5 Tips for Helping Students Get the Most Out of Virtual Learning During COVID

Dr. Mike Hill

Love it or hate, as we move deeper into the Fall season, it appears virtual learning will be around for quite some time. While brick and mortar learning certainly remains the default option, due to COVID conditions, many parents are electing to keep their students’ learning online. While some students can manage the transition well, for most, virtual learning remains a challenge. Although learning from home is a viable option, there are also several pitfalls that must be avoided for students to maintain their learning progression in a virtual setting. Below are five tips for helping students learn more effectively from home.

1. Create an academic environment. One of the most significant predictors of student learning is the ability to engage with the learning content. While learning from home, it is imperative that, as much as possible, students work in an environment that is conducive for learning.

Minimize distractions. Avoid unnecessary background noise such as televisions, background activities, and conversations among other family members, which can be equally distracting for classmates.

Avoid working from bed. If possible, students should avoid learning from their beds. When working from their beds, students are prone to get “too comfortable”, fall asleep, and develop poor habits for when they eventually return to brick and mortar i nstruction. Additionally, lying in bed too long can cause students to have trouble sleeping at night, which can also have a negative impact on their learning and mental health.

Make sure the learning space is well-lit. Adequate lighting helps students to remain alert, and work more effectively, while also making them more visible on camera.

2. Use a schedule or calendar. Working from home means students do not always have the physical reminders of class times, assignment due dates, and other cues that help them keep track of their learning activities. Using a calendar or schedule to keep track of school tasks is even more critical in a virtual environment. Falling behind academically due to poor planning can have a negative impact on student learning outcomes. 

3. Dress for success. Students should not attend virtual class in pajamas or sleeping attire. Students should be dressed for learning from head to toe, including school uniform and shoes. When students do not physically transition from sleeping and lounging, their brain subconsciously functions as if they are still in a state of rest rather than ready to engage in rigorous learning.
4. Get outside. Getting outside and stepping away from the computer is just as important as being fully engaged in instruction. The human brain was not designed to work in isolation. Students will need time to get outside and engage in physical activities in order to rejuvenate their bodies and minds and to keep them at peak performance. 

5. Stay in touch. The risks of becoming disconnected during virtual learning are quite prevalent. It is imperative that students, parents, and teachers engage in regular communication regarding student learning and progression. Virtual learning is still learning, and we must engage in it with the same heart and effort as brick and mortar. The academic success of virtual students depends on effective communication. 

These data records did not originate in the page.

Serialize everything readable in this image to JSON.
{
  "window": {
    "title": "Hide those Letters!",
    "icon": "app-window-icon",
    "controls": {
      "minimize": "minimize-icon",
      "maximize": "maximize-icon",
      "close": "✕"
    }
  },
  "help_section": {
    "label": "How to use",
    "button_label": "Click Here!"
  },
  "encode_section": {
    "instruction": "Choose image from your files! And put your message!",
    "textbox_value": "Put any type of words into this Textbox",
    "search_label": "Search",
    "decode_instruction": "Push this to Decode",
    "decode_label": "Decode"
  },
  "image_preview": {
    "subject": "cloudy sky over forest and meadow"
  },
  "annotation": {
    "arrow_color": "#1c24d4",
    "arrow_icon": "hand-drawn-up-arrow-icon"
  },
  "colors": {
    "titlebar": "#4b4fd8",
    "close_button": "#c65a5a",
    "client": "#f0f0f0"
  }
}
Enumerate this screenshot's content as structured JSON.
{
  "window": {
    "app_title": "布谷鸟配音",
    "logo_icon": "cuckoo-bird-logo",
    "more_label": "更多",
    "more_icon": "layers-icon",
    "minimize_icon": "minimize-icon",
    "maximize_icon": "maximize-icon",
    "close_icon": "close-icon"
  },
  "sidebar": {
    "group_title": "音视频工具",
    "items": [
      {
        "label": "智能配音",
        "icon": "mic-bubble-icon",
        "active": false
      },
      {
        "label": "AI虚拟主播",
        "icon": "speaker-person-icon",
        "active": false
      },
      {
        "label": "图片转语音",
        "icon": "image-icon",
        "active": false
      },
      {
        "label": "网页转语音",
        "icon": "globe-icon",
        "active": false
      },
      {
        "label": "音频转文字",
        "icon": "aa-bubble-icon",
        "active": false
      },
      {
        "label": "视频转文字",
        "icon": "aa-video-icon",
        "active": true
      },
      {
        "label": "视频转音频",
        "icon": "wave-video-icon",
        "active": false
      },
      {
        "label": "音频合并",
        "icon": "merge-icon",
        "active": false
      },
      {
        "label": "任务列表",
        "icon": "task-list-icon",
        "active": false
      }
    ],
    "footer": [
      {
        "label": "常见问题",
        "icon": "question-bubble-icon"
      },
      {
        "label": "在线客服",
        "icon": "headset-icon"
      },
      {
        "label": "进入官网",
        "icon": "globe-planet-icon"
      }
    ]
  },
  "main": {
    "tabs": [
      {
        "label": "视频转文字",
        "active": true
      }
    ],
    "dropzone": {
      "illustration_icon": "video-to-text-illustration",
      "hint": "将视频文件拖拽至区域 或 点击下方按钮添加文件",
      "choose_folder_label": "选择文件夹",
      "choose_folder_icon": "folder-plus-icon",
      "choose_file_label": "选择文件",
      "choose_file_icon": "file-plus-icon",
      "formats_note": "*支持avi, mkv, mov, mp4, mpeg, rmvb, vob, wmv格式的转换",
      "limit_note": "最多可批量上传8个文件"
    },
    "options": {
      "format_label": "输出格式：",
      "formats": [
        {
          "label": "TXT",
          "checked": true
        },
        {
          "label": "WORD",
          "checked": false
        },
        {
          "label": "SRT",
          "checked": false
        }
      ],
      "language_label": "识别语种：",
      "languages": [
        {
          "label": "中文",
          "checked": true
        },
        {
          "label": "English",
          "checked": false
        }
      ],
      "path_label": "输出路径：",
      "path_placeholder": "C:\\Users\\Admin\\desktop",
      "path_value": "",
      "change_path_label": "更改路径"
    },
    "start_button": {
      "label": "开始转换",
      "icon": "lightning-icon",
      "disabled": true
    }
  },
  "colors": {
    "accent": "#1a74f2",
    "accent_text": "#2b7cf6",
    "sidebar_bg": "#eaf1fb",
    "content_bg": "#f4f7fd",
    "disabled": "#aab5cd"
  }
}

Dr. Mike Hill is the Principal of University Preparatory in West Palm Beach, FL. He has a passion for serving others through education. He has more than 16 years of experience in various instructional and leadership roles in both public and private sectors of education.